Utility executives face volatile energy markets, skyrocketing fuel prices, and changing federal energy policies. How are utilities benefiting from the turnaround in energy trading?
Capacity Planning: The Good, the Bad, and the Ugly
Market-Power Tests: A review of FERC’s market-based rate (MBR) screens, from theory to application.
effective at mitigating market power.
The WMSA has replaced the SMA as an assessment designed to fail transmission-owning utilities located outside of centrally-dispatched RTOs ( see sidebar “Designed for Failures” ). The bias of the WMSA is highlighted by the case of Tampa Electric Co . Tampa has no wholesale customers connected to its transmission system; therefore, it has no customers on its system over which it could exercise market power even if it did have market power on its system. Tampa serves two small municipal customers with less than 25-MW total peak load on neighboring Florida Power Corp.’s transmission system, an area in which Tampa easily passes the WMSA. The contracts were cost-based and approved by FERC. But these customers dynamically are scheduled into Tampa’s control area, where Tampa failed the WMSA despite available imports being more than 40 times the wholesale load. Tampa now finds itself (as of this writing) in a Section 206 refund proceeding for its control area even though the only customers “in” the area have only 25 MW of load, could be served by many alternative suppliers, and are connected to a transmission system where Tampa passes the WMSA.
FERC declares that recent decisions regarding Avista and Idaho Power are examples that the WMSA is not designed for utilities to fail. 7 Avista is an atypical case. Its control area has sufficient transfer capability to supply the control-area load completely from generation outside of the control area, and it owns only about one-half of the generation inside of the control area. Given the facts, Avista rightfully passes the market-share screens.

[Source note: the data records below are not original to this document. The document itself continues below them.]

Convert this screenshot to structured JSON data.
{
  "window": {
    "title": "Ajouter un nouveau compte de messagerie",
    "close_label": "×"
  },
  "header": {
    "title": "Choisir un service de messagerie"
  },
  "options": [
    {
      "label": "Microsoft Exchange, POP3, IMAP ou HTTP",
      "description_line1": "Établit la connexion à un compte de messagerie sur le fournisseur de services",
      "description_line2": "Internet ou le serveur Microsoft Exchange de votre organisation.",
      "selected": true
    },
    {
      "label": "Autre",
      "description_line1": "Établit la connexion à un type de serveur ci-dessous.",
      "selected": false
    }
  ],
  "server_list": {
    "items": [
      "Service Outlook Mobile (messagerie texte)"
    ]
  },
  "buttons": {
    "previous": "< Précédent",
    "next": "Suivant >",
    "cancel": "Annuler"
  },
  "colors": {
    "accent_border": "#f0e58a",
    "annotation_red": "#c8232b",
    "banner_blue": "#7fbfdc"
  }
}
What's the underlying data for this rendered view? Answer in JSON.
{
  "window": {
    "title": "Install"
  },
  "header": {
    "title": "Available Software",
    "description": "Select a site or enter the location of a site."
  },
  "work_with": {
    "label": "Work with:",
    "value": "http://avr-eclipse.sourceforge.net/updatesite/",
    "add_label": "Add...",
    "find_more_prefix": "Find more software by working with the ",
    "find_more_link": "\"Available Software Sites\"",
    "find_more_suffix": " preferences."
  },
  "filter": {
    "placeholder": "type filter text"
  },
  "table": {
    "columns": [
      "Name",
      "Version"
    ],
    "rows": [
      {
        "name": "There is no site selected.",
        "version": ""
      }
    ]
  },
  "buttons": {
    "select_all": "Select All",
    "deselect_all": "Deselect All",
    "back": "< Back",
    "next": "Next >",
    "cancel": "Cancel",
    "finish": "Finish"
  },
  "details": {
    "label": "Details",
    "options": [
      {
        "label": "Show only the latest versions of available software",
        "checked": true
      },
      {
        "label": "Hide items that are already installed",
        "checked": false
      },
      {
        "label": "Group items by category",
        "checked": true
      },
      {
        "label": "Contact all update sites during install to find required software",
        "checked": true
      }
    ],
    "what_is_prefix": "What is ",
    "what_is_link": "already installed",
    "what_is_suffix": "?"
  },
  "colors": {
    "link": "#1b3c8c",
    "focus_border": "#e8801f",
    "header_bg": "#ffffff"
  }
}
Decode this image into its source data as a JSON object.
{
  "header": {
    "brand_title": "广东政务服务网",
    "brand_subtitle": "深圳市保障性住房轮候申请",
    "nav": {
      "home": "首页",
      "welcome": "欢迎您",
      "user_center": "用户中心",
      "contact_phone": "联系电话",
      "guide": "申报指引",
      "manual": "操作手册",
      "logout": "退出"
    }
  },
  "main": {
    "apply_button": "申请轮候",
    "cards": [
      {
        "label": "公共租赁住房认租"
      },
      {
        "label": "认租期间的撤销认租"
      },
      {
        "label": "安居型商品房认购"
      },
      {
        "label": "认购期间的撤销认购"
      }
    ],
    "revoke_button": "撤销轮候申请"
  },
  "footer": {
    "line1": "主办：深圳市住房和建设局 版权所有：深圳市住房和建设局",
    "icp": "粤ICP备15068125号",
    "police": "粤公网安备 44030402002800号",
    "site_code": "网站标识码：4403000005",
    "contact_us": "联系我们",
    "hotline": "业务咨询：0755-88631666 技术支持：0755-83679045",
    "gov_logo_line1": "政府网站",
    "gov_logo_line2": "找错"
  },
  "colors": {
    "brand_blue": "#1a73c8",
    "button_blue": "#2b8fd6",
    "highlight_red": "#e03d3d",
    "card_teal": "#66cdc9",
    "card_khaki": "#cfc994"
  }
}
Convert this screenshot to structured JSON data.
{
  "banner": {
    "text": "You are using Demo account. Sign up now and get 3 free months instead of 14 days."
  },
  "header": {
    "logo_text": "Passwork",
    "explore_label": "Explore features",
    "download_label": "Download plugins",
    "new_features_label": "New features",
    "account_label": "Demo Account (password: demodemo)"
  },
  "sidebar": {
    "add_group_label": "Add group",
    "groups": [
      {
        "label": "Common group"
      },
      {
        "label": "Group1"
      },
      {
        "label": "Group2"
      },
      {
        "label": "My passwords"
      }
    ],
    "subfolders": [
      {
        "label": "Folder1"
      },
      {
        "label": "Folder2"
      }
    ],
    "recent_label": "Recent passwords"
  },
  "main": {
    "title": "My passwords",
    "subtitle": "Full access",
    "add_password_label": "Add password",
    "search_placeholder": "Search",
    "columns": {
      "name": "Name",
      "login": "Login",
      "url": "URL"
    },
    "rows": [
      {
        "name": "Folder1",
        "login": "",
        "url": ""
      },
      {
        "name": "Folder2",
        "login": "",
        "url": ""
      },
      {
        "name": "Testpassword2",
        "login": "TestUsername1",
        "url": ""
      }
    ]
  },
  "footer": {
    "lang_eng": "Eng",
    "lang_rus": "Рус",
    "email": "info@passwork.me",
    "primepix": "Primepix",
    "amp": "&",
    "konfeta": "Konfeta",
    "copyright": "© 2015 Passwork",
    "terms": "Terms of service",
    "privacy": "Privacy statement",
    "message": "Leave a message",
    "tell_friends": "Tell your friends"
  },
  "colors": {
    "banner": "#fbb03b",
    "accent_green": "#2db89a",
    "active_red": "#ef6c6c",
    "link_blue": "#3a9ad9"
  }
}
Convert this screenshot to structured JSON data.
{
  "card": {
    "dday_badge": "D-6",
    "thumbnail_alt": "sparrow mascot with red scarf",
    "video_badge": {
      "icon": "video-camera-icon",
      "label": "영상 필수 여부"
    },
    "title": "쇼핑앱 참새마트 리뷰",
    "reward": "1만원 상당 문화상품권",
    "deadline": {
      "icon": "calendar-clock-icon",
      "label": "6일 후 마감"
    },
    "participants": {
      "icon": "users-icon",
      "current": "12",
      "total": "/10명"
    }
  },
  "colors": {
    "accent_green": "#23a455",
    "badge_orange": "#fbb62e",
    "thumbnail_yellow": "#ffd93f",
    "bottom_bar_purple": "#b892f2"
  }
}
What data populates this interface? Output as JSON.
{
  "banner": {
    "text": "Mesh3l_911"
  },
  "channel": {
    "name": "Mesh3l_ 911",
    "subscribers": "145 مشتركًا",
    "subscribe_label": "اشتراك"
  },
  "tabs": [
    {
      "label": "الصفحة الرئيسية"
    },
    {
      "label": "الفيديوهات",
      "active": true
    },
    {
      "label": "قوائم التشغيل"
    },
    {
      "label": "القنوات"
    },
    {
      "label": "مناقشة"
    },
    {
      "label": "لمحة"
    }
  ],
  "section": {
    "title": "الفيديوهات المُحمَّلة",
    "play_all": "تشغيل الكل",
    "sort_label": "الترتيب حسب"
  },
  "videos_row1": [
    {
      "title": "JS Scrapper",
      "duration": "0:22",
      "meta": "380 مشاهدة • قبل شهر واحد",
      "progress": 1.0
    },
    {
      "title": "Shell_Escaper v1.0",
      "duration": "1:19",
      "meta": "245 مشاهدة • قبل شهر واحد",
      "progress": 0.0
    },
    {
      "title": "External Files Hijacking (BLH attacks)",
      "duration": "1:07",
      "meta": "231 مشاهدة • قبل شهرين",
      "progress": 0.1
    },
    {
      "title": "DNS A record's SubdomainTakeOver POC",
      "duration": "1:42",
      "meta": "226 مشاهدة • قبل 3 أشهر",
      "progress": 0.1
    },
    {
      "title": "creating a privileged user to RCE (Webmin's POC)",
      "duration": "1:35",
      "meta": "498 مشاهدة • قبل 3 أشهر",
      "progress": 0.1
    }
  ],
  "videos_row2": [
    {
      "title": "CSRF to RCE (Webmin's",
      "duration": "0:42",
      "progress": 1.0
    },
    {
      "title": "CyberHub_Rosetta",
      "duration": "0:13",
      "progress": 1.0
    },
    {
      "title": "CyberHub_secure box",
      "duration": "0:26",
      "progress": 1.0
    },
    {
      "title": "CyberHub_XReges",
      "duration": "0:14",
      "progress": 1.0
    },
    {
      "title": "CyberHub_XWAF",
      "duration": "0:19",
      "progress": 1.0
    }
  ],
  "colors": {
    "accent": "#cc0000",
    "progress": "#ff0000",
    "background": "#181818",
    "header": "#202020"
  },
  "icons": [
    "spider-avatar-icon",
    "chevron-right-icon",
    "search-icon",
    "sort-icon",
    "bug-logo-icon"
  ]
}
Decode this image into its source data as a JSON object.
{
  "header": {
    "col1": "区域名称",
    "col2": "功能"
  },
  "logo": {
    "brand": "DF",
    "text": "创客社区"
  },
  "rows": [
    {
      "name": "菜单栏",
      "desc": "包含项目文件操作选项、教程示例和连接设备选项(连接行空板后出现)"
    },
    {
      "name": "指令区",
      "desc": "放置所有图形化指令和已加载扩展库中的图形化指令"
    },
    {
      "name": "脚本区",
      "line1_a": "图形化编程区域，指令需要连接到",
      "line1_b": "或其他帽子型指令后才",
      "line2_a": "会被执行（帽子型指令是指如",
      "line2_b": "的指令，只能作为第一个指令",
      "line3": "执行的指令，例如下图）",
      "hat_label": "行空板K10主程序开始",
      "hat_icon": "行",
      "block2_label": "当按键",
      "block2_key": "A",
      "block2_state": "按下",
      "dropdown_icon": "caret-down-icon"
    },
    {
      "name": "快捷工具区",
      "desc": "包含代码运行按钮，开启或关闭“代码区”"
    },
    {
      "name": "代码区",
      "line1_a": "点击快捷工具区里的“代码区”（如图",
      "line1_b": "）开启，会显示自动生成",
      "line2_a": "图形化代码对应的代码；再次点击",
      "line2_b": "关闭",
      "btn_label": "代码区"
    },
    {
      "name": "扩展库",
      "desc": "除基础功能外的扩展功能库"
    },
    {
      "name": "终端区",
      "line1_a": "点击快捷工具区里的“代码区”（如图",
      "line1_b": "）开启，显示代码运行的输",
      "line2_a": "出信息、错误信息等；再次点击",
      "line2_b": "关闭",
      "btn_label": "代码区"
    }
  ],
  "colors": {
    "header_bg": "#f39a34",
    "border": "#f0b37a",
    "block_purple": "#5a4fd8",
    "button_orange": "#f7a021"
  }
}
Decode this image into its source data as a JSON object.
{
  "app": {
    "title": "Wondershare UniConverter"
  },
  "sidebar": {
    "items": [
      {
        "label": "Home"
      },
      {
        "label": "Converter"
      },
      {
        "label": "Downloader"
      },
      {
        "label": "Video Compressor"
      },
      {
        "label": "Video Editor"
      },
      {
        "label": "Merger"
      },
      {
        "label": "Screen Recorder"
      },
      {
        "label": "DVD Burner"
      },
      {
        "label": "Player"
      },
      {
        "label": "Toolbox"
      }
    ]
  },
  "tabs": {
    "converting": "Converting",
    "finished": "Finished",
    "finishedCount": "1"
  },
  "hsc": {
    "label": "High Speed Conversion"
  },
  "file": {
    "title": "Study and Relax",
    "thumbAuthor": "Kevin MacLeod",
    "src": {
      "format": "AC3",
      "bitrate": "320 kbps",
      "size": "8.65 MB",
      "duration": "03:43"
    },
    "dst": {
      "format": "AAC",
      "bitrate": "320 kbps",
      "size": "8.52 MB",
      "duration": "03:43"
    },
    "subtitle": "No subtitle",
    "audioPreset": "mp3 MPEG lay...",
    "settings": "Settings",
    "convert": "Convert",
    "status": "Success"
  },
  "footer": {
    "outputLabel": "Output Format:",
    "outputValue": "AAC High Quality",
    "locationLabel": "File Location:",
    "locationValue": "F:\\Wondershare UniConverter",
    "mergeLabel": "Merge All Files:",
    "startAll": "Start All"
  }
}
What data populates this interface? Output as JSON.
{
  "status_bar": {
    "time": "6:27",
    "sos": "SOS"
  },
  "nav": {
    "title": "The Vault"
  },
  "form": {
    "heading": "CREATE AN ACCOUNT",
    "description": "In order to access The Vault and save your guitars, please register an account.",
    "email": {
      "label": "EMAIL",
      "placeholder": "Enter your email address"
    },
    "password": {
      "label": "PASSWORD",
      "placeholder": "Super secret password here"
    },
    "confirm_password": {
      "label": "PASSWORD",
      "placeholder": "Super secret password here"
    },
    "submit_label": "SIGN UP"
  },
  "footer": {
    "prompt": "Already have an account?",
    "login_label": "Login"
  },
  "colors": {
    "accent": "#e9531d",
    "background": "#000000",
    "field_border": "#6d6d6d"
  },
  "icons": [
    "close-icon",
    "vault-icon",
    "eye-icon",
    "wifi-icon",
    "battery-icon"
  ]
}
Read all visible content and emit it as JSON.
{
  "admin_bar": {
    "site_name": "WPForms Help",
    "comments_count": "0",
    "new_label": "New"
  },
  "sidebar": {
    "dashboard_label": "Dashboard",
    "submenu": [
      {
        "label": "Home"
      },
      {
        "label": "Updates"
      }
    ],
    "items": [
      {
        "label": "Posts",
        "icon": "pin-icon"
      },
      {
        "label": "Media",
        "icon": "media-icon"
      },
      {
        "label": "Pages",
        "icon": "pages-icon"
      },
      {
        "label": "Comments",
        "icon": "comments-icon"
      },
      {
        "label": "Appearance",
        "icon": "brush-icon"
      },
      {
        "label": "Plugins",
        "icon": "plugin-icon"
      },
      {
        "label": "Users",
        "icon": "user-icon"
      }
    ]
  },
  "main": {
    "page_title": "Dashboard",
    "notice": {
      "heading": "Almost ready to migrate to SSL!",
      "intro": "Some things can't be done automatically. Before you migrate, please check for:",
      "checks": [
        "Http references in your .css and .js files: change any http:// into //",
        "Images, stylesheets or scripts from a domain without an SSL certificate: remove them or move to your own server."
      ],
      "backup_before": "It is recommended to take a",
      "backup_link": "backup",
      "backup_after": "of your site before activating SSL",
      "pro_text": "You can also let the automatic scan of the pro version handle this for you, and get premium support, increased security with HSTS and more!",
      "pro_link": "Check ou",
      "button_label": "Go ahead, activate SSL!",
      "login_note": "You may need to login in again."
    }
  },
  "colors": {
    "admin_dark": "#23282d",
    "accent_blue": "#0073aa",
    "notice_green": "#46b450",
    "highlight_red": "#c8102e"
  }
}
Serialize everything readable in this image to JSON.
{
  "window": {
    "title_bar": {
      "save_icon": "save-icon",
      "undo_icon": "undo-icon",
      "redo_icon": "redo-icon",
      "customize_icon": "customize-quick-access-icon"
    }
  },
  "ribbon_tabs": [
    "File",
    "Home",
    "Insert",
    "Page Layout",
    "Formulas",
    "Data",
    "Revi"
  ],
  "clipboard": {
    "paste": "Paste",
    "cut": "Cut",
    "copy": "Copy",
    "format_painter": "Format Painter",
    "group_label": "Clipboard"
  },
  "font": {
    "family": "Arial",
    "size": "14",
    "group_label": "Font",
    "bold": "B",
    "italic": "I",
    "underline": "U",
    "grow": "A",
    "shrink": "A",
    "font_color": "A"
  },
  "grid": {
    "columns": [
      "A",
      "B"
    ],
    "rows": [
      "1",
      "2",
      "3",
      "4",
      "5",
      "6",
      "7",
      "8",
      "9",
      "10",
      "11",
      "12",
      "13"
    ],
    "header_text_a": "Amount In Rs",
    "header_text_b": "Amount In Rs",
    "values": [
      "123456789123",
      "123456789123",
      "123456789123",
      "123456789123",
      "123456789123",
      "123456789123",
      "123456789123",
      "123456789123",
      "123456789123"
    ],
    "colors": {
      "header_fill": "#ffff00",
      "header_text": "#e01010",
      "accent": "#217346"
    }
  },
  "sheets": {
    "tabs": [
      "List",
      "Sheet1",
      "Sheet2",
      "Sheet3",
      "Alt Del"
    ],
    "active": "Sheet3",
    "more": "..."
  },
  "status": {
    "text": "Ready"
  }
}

Idaho Power’s case is not such a simple matter. It passes the WMSA for its control area not so much because it has substantial transfer capability, but because of how utilities are allowed to treat hydroelectric capacity in the analysis. For most generation, FERC now is insisting on using “nameplate” capacity. 8 But for hydroelectric capacity, applicants can use average production levels for the past-five years. 9
This makes sense for run-of-river hydroelectric generation. But much of the hydroelectric generation in the West has significant pondage, so that utilities can use a substantial percentage of capacity during peak periods and substantially less during off-peak periods. In the case of Idaho Power , the effect of using the average production levels is that Idaho Power had no uncommitted capacity in the summer and very little in other seasons. If nameplate capacity were used instead, there is a significant likelihood that Idaho Power would have failed the WMSA in its own control area.
Simple adjustments also would result in Idaho Power failing market-power screens in the Sierra Pacific control area. Under the WSMA, exports from Idaho Power to Sierra Pacific are allocated based upon the uncommitted capacity in the first-tier control areas. First-tier control areas for Sierra Pacific include PacifiCorp East, Bonneville Power Administration, Los Angeles Department of Water & Power, California ISO, and Idaho Power. Given this group of control areas and the amount of generation in these areas, Idaho Power had a